The audit trail includes more than just "the money."
SHOW ME THE MONEY! But also…. the deposit slip, bank statement, receipts, void logs, adjustment/write-off logs, general ledger, and the daily count forms verifying proper chain of custody.
Districts should periodically perform a risk assessment on their internal controls for collections at their various locations. First, ensure a list of all collection points is on record. These primarily will include child nutrition, the tax office, and collections for activity funds. Next, ensure formal policies/procedures are established and are consistent across the District. Finally, evaluate the risk that the misappropriation of assets could occur due to fraud and/or abuse. Locations with a higher volume of cash receipts will inherently be higher risk.
The technology utilized for each area plays a critical role in building the internal control structure. For example, cashiers in the tax office should not have the ability to make adjustments to customer accounts without proper approval. The user access for all employees involved in the process should be reviewed each time there is turnover in the department and no less than once a year.
Sometimes the technology system is limited and is unable to provide adequate restrictions. In this case, the segregation should be defined by job duties set forth in a policy/procedure manual. Then, authorized individuals can review change logs and unusual activity can be more easily identified. For example, all 5 cashiers in an office may have the ability to make adjustments to customer accounts. However, Cashier #1 is designated to have this role assigned to them and Cashier #2 is their backup. Change logs can be reviewed at the end of each day to verify that Cashier #1 made all (or most) of the adjustments. Cashier #2 may have had to process a small number of adjustments, but there should have been no adjustments made by Cashiers #3-5.
Manual adjustments to customer accounts should not be ignored when gathering daily reports to submit to Finance. These end-of-day reports should include lists of all manual adjustments, including voids and any other various non-cash adjustment activity. All manual adjustment should have proper support retained which includes review/approval from an authorized individual. Maintaining proper support should be a standard set for every single transaction occurring in the general ledger.

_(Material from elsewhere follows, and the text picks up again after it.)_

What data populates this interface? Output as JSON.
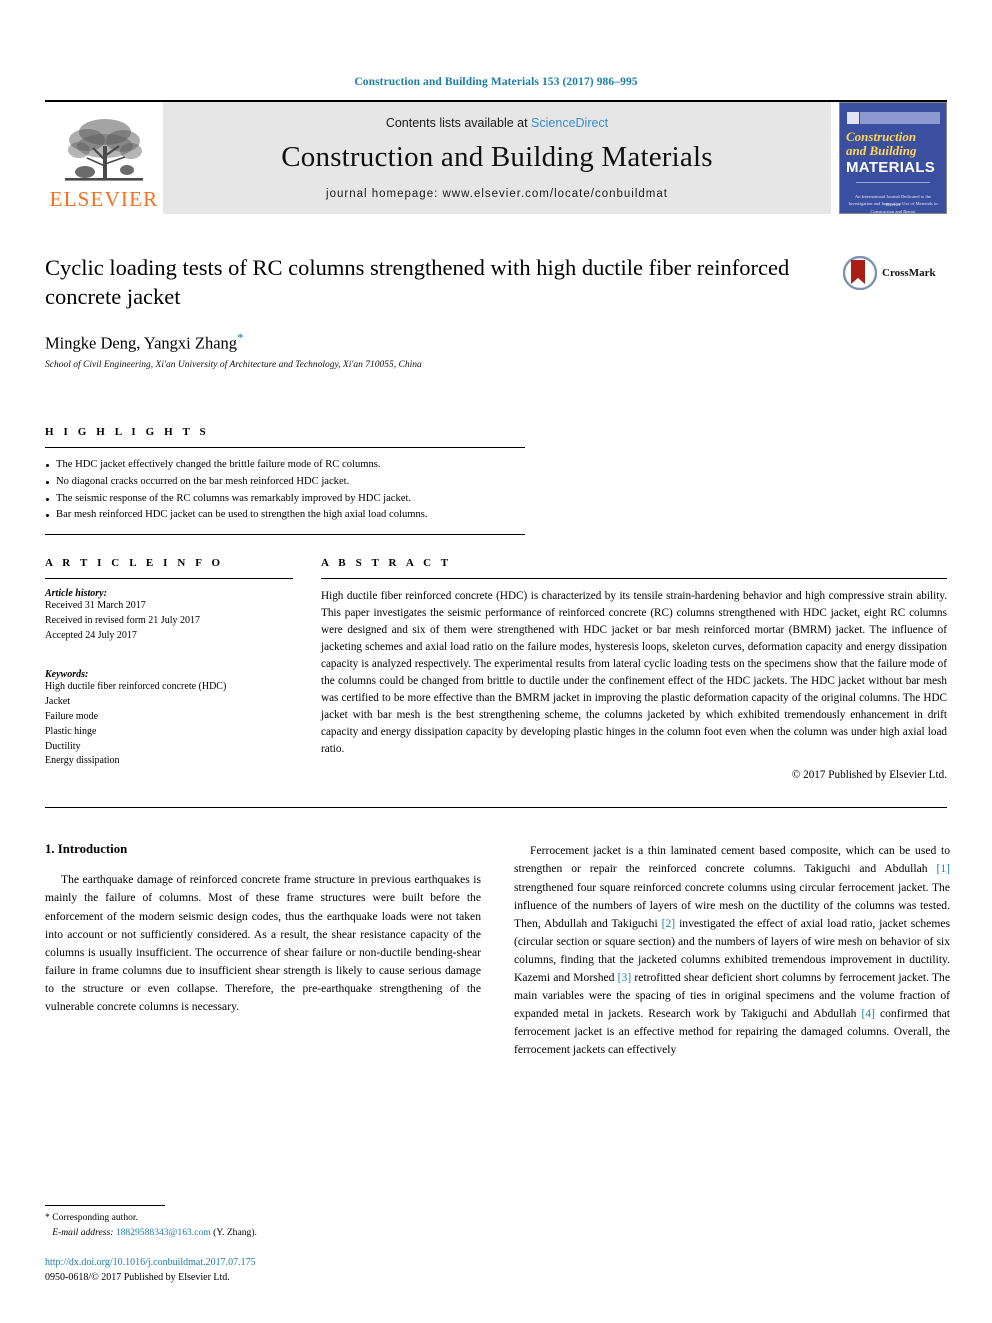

As for a few housekeeping items: (a) deposits should be made on a timely basis, (b) surprise cash counts and review of activity fund bank activity should be performed periodically across various collection sites, (c) if PayPal/Venmo, or equivalent, is used to accept payments, the account should be in the District’s name and proper oversight should be maintained, (d) all employees need to have their own username to login to the District system, and (e) passwords should not be shared.